understand how the world can remain indifferent to this disasterS" The
Manchester Guardian, commenting on the famine on November 21, 1933, noted
that no areas of the USSR had suffered as much as Ukraine and the north
Dr. Shapoval pointed out that what further distinguished the
situation in Ukraine from that of Russia was a concurrent shift in
nationality policy in Ukraine. On December 14, 1932, Stalin and Molotov
signed a resolution on behalf of the Central Committee of the Communist
Party and Soviet government calling for the "correct implementation of
Ukrainization" in Ukraine and in regions of significant Ukrainian settlement
outside Ukraine. It also called for decisive struggle against so-called
Petliurite and other counterrevolutionary elements. Shapoval concluded that

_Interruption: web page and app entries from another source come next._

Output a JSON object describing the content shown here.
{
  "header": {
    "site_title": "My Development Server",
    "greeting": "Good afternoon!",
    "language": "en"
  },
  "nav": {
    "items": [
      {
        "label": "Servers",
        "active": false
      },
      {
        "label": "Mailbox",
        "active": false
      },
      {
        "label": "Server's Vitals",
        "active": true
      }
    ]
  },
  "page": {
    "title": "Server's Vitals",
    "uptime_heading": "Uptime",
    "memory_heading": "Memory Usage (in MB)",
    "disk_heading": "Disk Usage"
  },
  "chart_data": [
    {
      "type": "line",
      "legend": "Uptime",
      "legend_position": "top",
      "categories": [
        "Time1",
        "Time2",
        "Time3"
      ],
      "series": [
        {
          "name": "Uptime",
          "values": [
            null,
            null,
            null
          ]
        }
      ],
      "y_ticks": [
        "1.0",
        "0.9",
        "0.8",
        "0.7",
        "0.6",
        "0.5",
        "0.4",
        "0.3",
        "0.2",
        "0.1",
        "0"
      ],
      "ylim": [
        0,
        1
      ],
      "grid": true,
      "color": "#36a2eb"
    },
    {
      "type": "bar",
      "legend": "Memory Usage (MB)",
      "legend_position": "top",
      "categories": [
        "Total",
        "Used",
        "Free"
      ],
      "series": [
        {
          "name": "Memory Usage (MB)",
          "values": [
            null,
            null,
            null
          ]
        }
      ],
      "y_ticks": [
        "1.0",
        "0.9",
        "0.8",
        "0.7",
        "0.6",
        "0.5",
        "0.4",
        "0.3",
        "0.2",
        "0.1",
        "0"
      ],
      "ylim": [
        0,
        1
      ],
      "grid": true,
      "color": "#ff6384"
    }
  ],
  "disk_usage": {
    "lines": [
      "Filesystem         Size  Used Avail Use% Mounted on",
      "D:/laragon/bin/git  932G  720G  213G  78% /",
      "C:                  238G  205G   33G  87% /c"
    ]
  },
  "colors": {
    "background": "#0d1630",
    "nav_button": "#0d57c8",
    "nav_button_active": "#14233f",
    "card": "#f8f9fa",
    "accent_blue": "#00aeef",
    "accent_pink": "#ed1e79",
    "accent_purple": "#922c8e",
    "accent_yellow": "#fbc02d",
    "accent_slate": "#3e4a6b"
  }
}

this signaled the beginning of the end of Ukrainization policies as well as
the start of anti-Ukrainian purges.
In 1933 a purge of the party and state leadership of the Ukrainian
SSR indeed occurred and, importantly, Pavel Postyshev was appointed second
secretary of the Central Committee of the Communist Party of Ukraine.
Published documents show, Shapoval continued, how in 1933 Postyshev and his
team-some of them party officials sent from Russia-implemented the Kremlin's
policies of grain confiscations as well as the purging of so-called
At a plenum of the Communist Party of Ukraine in November 1933
Postyshev boasted that collective farms in Ukraine had now "become
bolshevik." He further linked the 1931-32 drop in grain production to
alleged mistakes of the Communist Party of Ukraine in implementing the
party's nationality policies. "There is no doubt," Postyshev concluded, "
that without liquidating mistakes in implementing the nationality policies
of the party, without destroying nationalist elements who had ensconced
themselvesS in Ukraine, it would have been impossible to have overcome the
slowdown in agriculture." The plenum approved a resolution that defined
"local nationalism united with imperialist interventionists" as the main
danger facing the party. The party thus justified the end to Ukrainization
and the massive repressions, which began in 1933 and later merged into the
1936-38 "Great Terror."
Shapoval concluded that the famine of 1933 was an effective tool in
transforming Ukraine into "an exemplary republic." Newly uncovered and
published archival documents have identified "specific anti-Ukrainian
accents" to the events. The new findings show that the extraordinary
organization of particular measures against the Ukrainian peasantry mark the
famine in Ukraine with the characteristics of a genocide.